# Problem requirements
For each line below that holds the word "boat", make a copy.

# Supplied records
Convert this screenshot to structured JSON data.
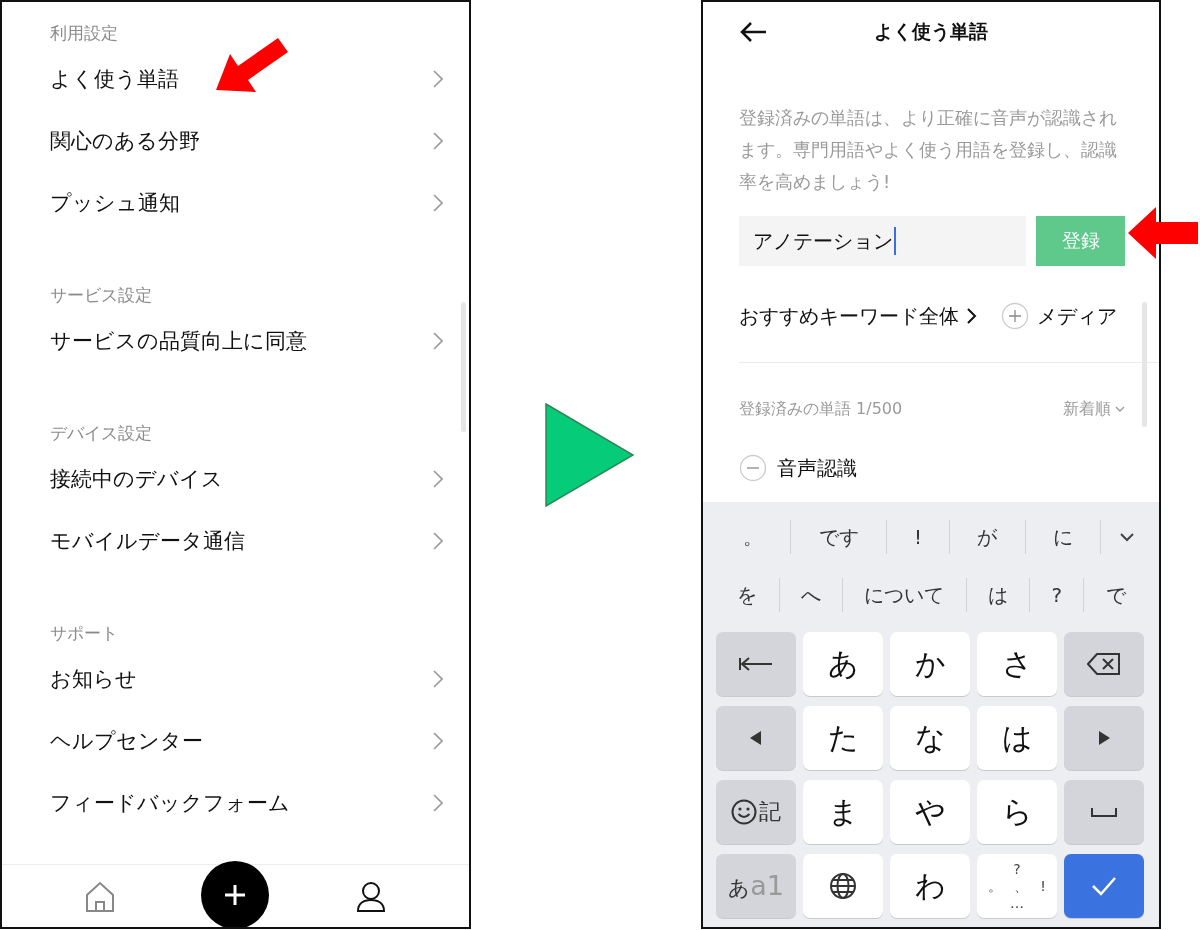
{
  "settings_screen": {
    "sections": [
      {
        "header": "利用設定",
        "items": [
          {
            "label": "よく使う単語"
          },
          {
            "label": "関心のある分野"
          },
          {
            "label": "プッシュ通知"
          }
        ]
      },
      {
        "header": "サービス設定",
        "items": [
          {
            "label": "サービスの品質向上に同意"
          }
        ]
      },
      {
        "header": "デバイス設定",
        "items": [
          {
            "label": "接続中のデバイス"
          },
          {
            "label": "モバイルデータ通信"
          }
        ]
      },
      {
        "header": "サポート",
        "items": [
          {
            "label": "お知らせ"
          },
          {
            "label": "ヘルプセンター"
          },
          {
            "label": "フィードバックフォーム"
          }
        ]
      }
    ]
  },
  "words_screen": {
    "title": "よく使う単語",
    "description": "登録済みの単語は、より正確に音声が認識されます。専門用語やよく使う用語を登録し、認識率を高めましょう!",
    "input": {
      "value": "アノテーション"
    },
    "register_button": "登録",
    "keyword_filters": [
      {
        "kind": "all",
        "label": "おすすめキーワード全体"
      },
      {
        "kind": "add",
        "label": "メディア"
      }
    ],
    "list_header": "登録済みの単語 1/500",
    "sort": "新着順",
    "words": [
      {
        "label": "音声認識"
      }
    ]
  },
  "keyboard": {
    "candidates": [
      [
        "。",
        "です",
        "!",
        "が",
        "に"
      ],
      [
        "を",
        "へ",
        "について",
        "は",
        "?",
        "で"
      ]
    ],
    "keys": [
      {
        "kind": "cursor-back"
      },
      {
        "kind": "char",
        "label": "あ"
      },
      {
        "kind": "char",
        "label": "か"
      },
      {
        "kind": "char",
        "label": "さ"
      },
      {
        "kind": "backspace"
      },
      {
        "kind": "left"
      },
      {
        "kind": "char",
        "label": "た"
      },
      {
        "kind": "char",
        "label": "な"
      },
      {
        "kind": "char",
        "label": "は"
      },
      {
        "kind": "right"
      },
      {
        "kind": "emoji",
        "label": "記"
      },
      {
        "kind": "char",
        "label": "ま"
      },
      {
        "kind": "char",
        "label": "や"
      },
      {
        "kind": "char",
        "label": "ら"
      },
      {
        "kind": "space"
      },
      {
        "kind": "mode",
        "label": "あ",
        "sub": "a1"
      },
      {
        "kind": "globe"
      },
      {
        "kind": "char",
        "label": "わ"
      },
      {
        "kind": "punct",
        "top": "?",
        "middle": [
          "。",
          "、",
          "!"
        ],
        "bottom": "…"
      },
      {
        "kind": "enter"
      }
    ]
  }
}
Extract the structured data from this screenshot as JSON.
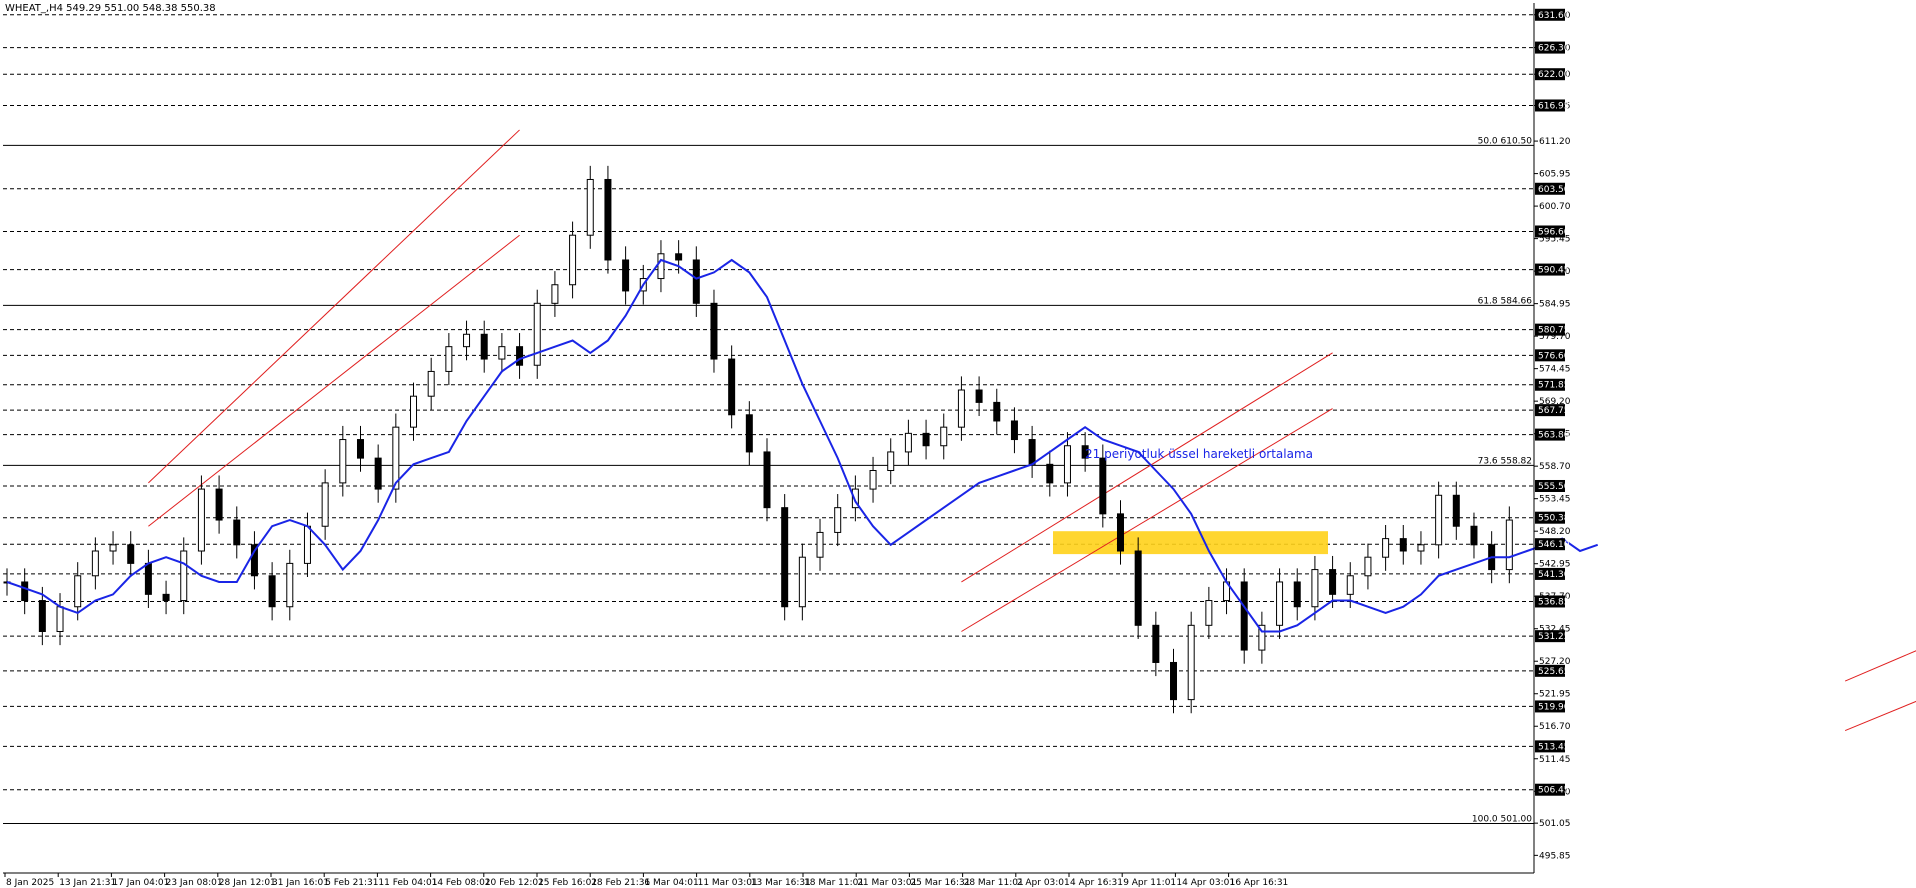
{
  "header": {
    "symbol_line": "WHEAT_,H4  549.29 551.00 548.38 550.38"
  },
  "annotation": {
    "ema_text": "21 periyotluk üssel hareketli ortalama"
  },
  "colors": {
    "background": "#ffffff",
    "candle": "#000000",
    "ema": "#1a25e6",
    "channel": "#e02020",
    "zone": "#ffd21a",
    "grid": "#000000"
  },
  "chart_data": {
    "type": "line",
    "title": "WHEAT_,H4",
    "ohlc_last": {
      "open": 549.29,
      "high": 551.0,
      "low": 548.38,
      "close": 550.38
    },
    "y_axis": {
      "range": [
        493.0,
        633.5
      ],
      "tick_labels": [
        "631.60",
        "626.30",
        "622.00",
        "616.95",
        "611.20",
        "605.95",
        "600.70",
        "595.45",
        "590.20",
        "584.95",
        "579.70",
        "574.45",
        "569.20",
        "563.95",
        "558.70",
        "553.45",
        "548.20",
        "542.95",
        "537.70",
        "532.45",
        "527.20",
        "521.95",
        "516.70",
        "511.45",
        "506.20",
        "501.05",
        "495.85"
      ],
      "level_labels": [
        "631.60",
        "626.30",
        "622.00",
        "616.95",
        "603.50",
        "596.60",
        "590.45",
        "580.75",
        "576.60",
        "571.85",
        "567.75",
        "563.80",
        "555.50",
        "550.38",
        "546.10",
        "541.30",
        "536.85",
        "531.25",
        "525.65",
        "519.90",
        "513.45",
        "506.45"
      ],
      "fib_levels": [
        {
          "label": "50.0 610.50",
          "value": 610.5
        },
        {
          "label": "61.8 584.66",
          "value": 584.66
        },
        {
          "label": "73.6 558.82",
          "value": 558.82
        },
        {
          "label": "100.0 501.00",
          "value": 501.0
        }
      ]
    },
    "x_axis": {
      "tick_labels": [
        "8 Jan 2025",
        "13 Jan 21:31",
        "17 Jan 04:01",
        "23 Jan 08:01",
        "28 Jan 12:01",
        "31 Jan 16:01",
        "5 Feb 21:31",
        "11 Feb 04:01",
        "14 Feb 08:01",
        "20 Feb 12:01",
        "25 Feb 16:01",
        "28 Feb 21:31",
        "6 Mar 04:01",
        "11 Mar 03:01",
        "13 Mar 16:31",
        "18 Mar 11:01",
        "21 Mar 03:01",
        "25 Mar 16:31",
        "28 Mar 11:01",
        "2 Apr 03:01",
        "4 Apr 16:31",
        "9 Apr 11:01",
        "14 Apr 03:01",
        "16 Apr 16:31"
      ]
    },
    "series": [
      {
        "name": "21 periyotluk üssel hareketli ortalama",
        "type": "line",
        "values": [
          540,
          539,
          538,
          536,
          535,
          537,
          538,
          541,
          543,
          544,
          543,
          541,
          540,
          540,
          545,
          549,
          550,
          549,
          546,
          542,
          545,
          550,
          556,
          559,
          560,
          561,
          566,
          570,
          574,
          576,
          577,
          578,
          579,
          577,
          579,
          583,
          588,
          592,
          591,
          589,
          590,
          592,
          590,
          586,
          579,
          572,
          566,
          560,
          553,
          549,
          546,
          548,
          550,
          552,
          554,
          556,
          557,
          558,
          559,
          561,
          563,
          565,
          563,
          562,
          561,
          558,
          555,
          551,
          545,
          540,
          536,
          532,
          532,
          533,
          535,
          537,
          537,
          536,
          535,
          536,
          538,
          541,
          542,
          543,
          544,
          544,
          545,
          546,
          547,
          545,
          546
        ]
      },
      {
        "name": "",
        "type": "candlestick",
        "closes": [
          540,
          537,
          532,
          536,
          541,
          545,
          546,
          543,
          538,
          537,
          545,
          555,
          550,
          546,
          541,
          536,
          543,
          549,
          556,
          563,
          560,
          555,
          565,
          570,
          574,
          578,
          580,
          576,
          578,
          575,
          585,
          588,
          596,
          605,
          592,
          587,
          589,
          593,
          592,
          585,
          576,
          567,
          561,
          552,
          536,
          544,
          548,
          552,
          555,
          558,
          561,
          564,
          562,
          565,
          571,
          569,
          566,
          563,
          559,
          556,
          562,
          560,
          551,
          545,
          533,
          527,
          521,
          533,
          537,
          540,
          529,
          533,
          540,
          536,
          542,
          538,
          541,
          544,
          547,
          545,
          546,
          554,
          549,
          546,
          542,
          550
        ]
      }
    ],
    "channels": [
      {
        "upper": [
          [
            8,
            556
          ],
          [
            29,
            613
          ]
        ],
        "lower": [
          [
            8,
            549
          ],
          [
            29,
            596
          ]
        ]
      },
      {
        "upper": [
          [
            54,
            540
          ],
          [
            75,
            577
          ]
        ],
        "lower": [
          [
            54,
            532
          ],
          [
            75,
            568
          ]
        ]
      },
      {
        "upper": [
          [
            104,
            524
          ],
          [
            150,
            580
          ]
        ],
        "lower": [
          [
            104,
            516
          ],
          [
            150,
            570
          ]
        ]
      }
    ],
    "zone": {
      "low": 544.5,
      "high": 548.2
    },
    "grid": true
  }
}
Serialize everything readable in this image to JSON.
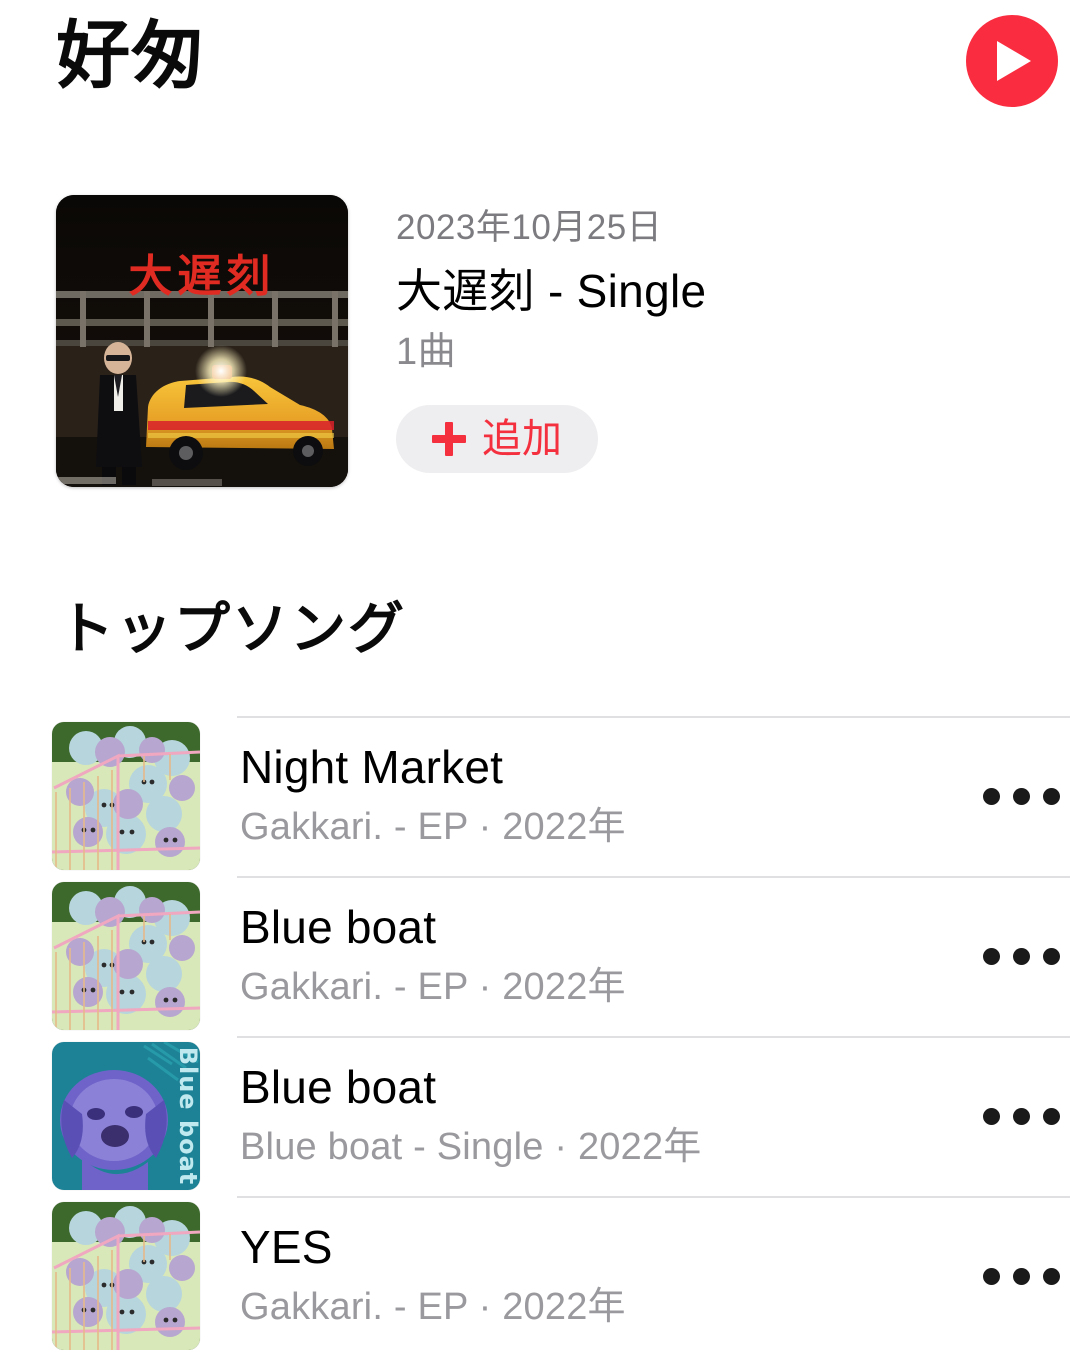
{
  "header": {
    "artist_name": "好匆",
    "play_button_icon": "play-icon",
    "accent_color": "#fa2d40"
  },
  "featured_album": {
    "release_date": "2023年10月25日",
    "title": "大遅刻 - Single",
    "track_count": "1曲",
    "add_button_label": "追加",
    "add_button_icon": "plus-icon",
    "artwork_alt": "大遅刻 - Single artwork: night highway scene with yellow taxi and person in black suit",
    "artwork_text": "大遅刻"
  },
  "top_songs": {
    "section_title": "トップソング",
    "more_icon": "ellipsis-icon",
    "rows": [
      {
        "title": "Night Market",
        "subtitle": "Gakkari. - EP · 2022年",
        "artwork": "gakkari-ep",
        "artwork_alt": "Gakkari. - EP artwork: pastel plush toys in a pink wire basket"
      },
      {
        "title": "Blue boat",
        "subtitle": "Gakkari. - EP · 2022年",
        "artwork": "gakkari-ep",
        "artwork_alt": "Gakkari. - EP artwork: pastel plush toys in a pink wire basket"
      },
      {
        "title": "Blue boat",
        "subtitle": "Blue boat - Single · 2022年",
        "artwork": "blue-boat-single",
        "artwork_alt": "Blue boat - Single artwork: purple dog on teal background",
        "artwork_text": "Blue boat"
      },
      {
        "title": "YES",
        "subtitle": "Gakkari. - EP · 2022年",
        "artwork": "gakkari-ep",
        "artwork_alt": "Gakkari. - EP artwork: pastel plush toys in a pink wire basket"
      }
    ]
  }
}
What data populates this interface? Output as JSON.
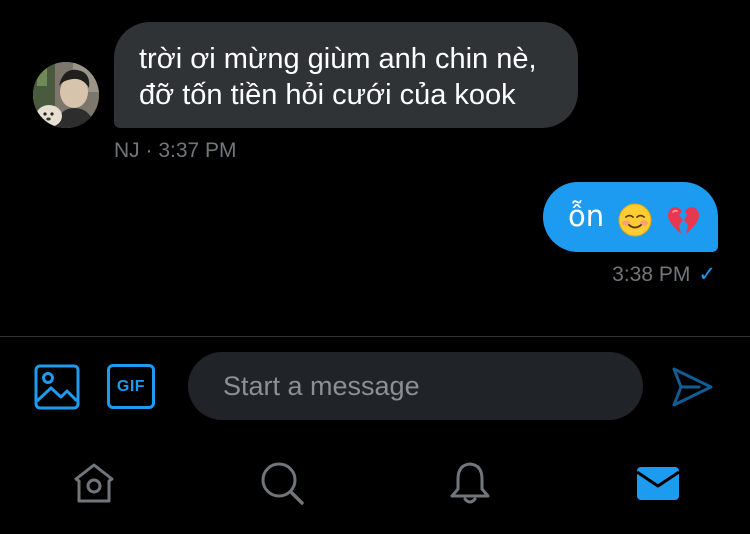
{
  "conversation": {
    "incoming": {
      "lines": [
        "trời ơi mừng giùm anh chin nè,",
        "đỡ tốn tiền hỏi cưới của kook"
      ],
      "meta": "NJ · 3:37 PM",
      "avatar_icon": "user-avatar-photo"
    },
    "outgoing": {
      "text": "ỗn",
      "emoji": [
        "smiling-face-emoji",
        "broken-heart-emoji"
      ],
      "meta": "3:38 PM",
      "status_glyph": "✓"
    }
  },
  "composer": {
    "image_icon": "image-icon",
    "gif_label": "GIF",
    "input": {
      "placeholder": "Start a message",
      "value": ""
    },
    "send_icon": "send-icon"
  },
  "bottom_nav": {
    "items": [
      {
        "icon": "home-icon",
        "active": false
      },
      {
        "icon": "search-icon",
        "active": false
      },
      {
        "icon": "notifications-icon",
        "active": false
      },
      {
        "icon": "messages-icon",
        "active": true
      }
    ]
  },
  "colors": {
    "background": "#000000",
    "incoming_bubble": "#2f3336",
    "outgoing_bubble": "#1d9bf0",
    "accent": "#1d9bf0",
    "meta_text": "#71767b",
    "nav_icon": "#71767b",
    "input_background": "#202327"
  }
}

# Result of this task
        "title": "Blue boat",
        "title": "Blue boat",
        "subtitle": "Blue boat - Single · 2022年",
        "artwork": "blue-boat-single",
        "artwork_alt": "Blue boat - Single artwork: purple dog on teal background",
        "artwork_text": "Blue boat"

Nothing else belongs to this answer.